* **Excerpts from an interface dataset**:
○ ○ ○ ○ ○ ○ ○

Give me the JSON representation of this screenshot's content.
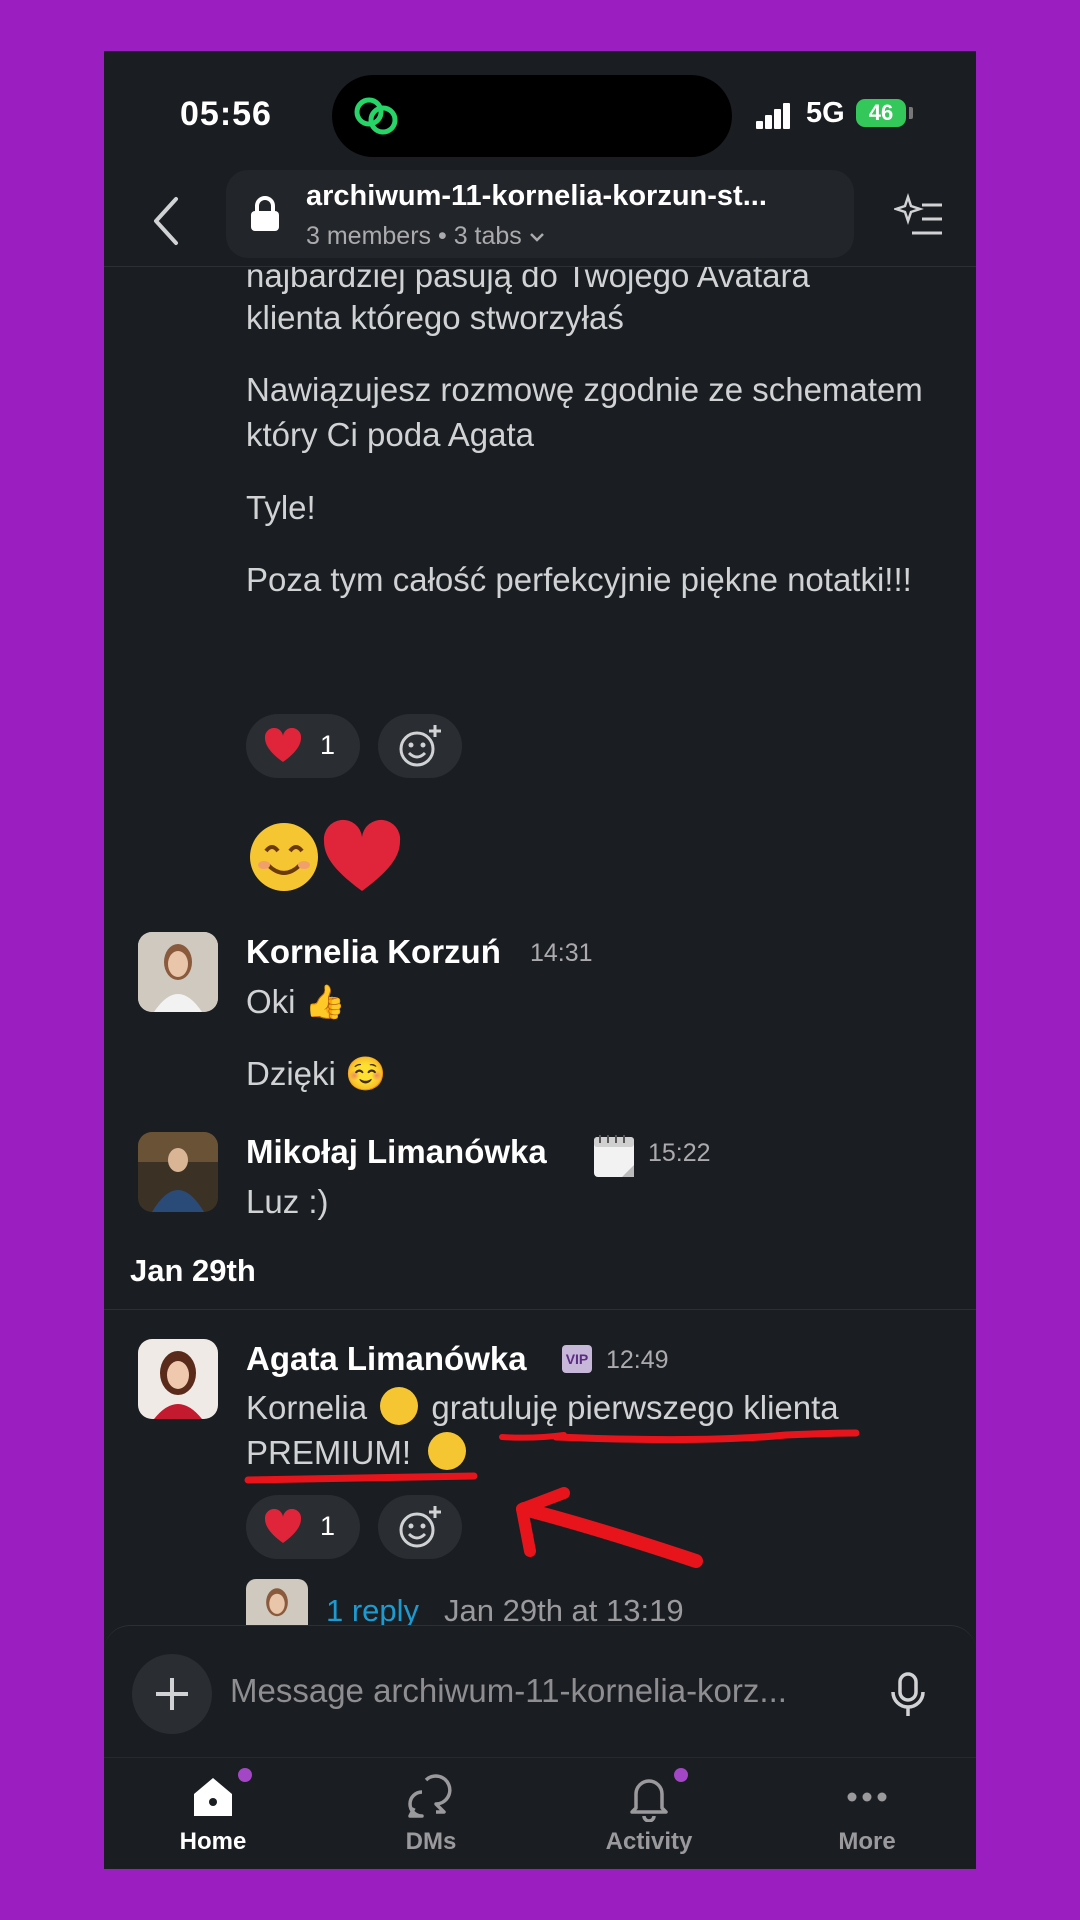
{
  "status_bar": {
    "time": "05:56",
    "network": "5G",
    "battery": "46"
  },
  "header": {
    "channel_name": "archiwum-11-kornelia-korzun-st...",
    "members": "3 members",
    "tabs": "3 tabs"
  },
  "messages": {
    "partial_line": "najbardziej pasują do Twojego Avatara",
    "msg1_line2": "klienta którego stworzyłaś",
    "msg2": "Nawiązujesz rozmowę zgodnie ze schematem który Ci poda Agata",
    "msg3": "Tyle!",
    "msg4": "Poza tym całość perfekcyjnie piękne notatki!!!",
    "reaction1_count": "1",
    "kornelia": {
      "author": "Kornelia Korzuń",
      "time": "14:31",
      "text1": "Oki 👍",
      "text2": "Dzięki ☺️"
    },
    "mikolaj": {
      "author": "Mikołaj Limanówka",
      "time": "15:22",
      "text": "Luz :)"
    },
    "date_divider": "Jan 29th",
    "agata": {
      "author": "Agata Limanówka",
      "badge": "VIP",
      "time": "12:49",
      "text_a": "Kornelia",
      "text_b": "gratuluję pierwszego klienta",
      "text_c": "PREMIUM!",
      "reaction_count": "1",
      "reply_count": "1 reply",
      "reply_time": "Jan 29th at 13:19"
    }
  },
  "composer": {
    "placeholder": "Message archiwum-11-kornelia-korz..."
  },
  "nav": {
    "home": "Home",
    "dms": "DMs",
    "activity": "Activity",
    "more": "More"
  },
  "colors": {
    "background": "#1a1d21",
    "accent": "#1d9bd1",
    "annotation": "#e8141c",
    "frame": "#9b1ec1"
  }
}
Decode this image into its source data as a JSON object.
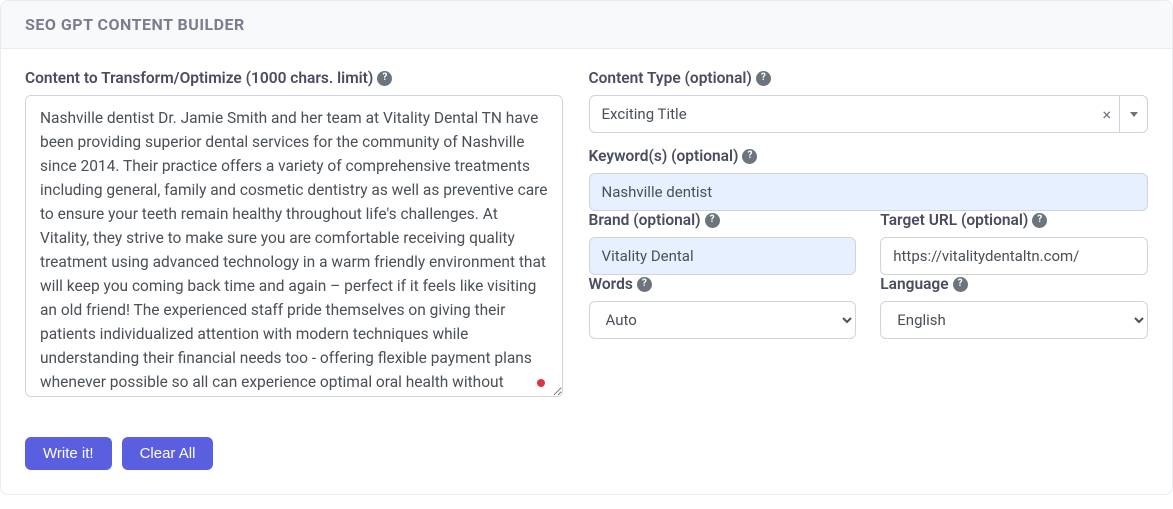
{
  "header": {
    "title": "SEO GPT CONTENT BUILDER"
  },
  "left": {
    "content_label": "Content to Transform/Optimize (1000 chars. limit)",
    "content_value": "Nashville dentist Dr. Jamie Smith and her team at Vitality Dental TN have been providing superior dental services for the community of Nashville since 2014. Their practice offers a variety of comprehensive treatments including general, family and cosmetic dentistry as well as preventive care to ensure your teeth remain healthy throughout life's challenges. At Vitality, they strive to make sure you are comfortable receiving quality treatment using advanced technology in a warm friendly environment that will keep you coming back time and again – perfect if it feels like visiting an old friend! The experienced staff pride themselves on giving their patients individualized attention with modern techniques while understanding their financial needs too - offering flexible payment plans whenever possible so all can experience optimal oral health without"
  },
  "right": {
    "content_type_label": "Content Type (optional)",
    "content_type_value": "Exciting Title",
    "keywords_label": "Keyword(s) (optional)",
    "keywords_value": "Nashville dentist",
    "brand_label": "Brand (optional)",
    "brand_value": "Vitality Dental",
    "target_url_label": "Target URL (optional)",
    "target_url_value": "https://vitalitydentaltn.com/",
    "words_label": "Words",
    "words_value": "Auto",
    "language_label": "Language",
    "language_value": "English"
  },
  "buttons": {
    "write": "Write it!",
    "clear": "Clear All"
  }
}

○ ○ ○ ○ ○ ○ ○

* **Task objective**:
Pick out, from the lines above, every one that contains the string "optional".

* **Task output**:
    "content_type_label": "Content Type (optional)",
    "keywords_label": "Keyword(s) (optional)",
    "brand_label": "Brand (optional)",
    "target_url_label": "Target URL (optional)",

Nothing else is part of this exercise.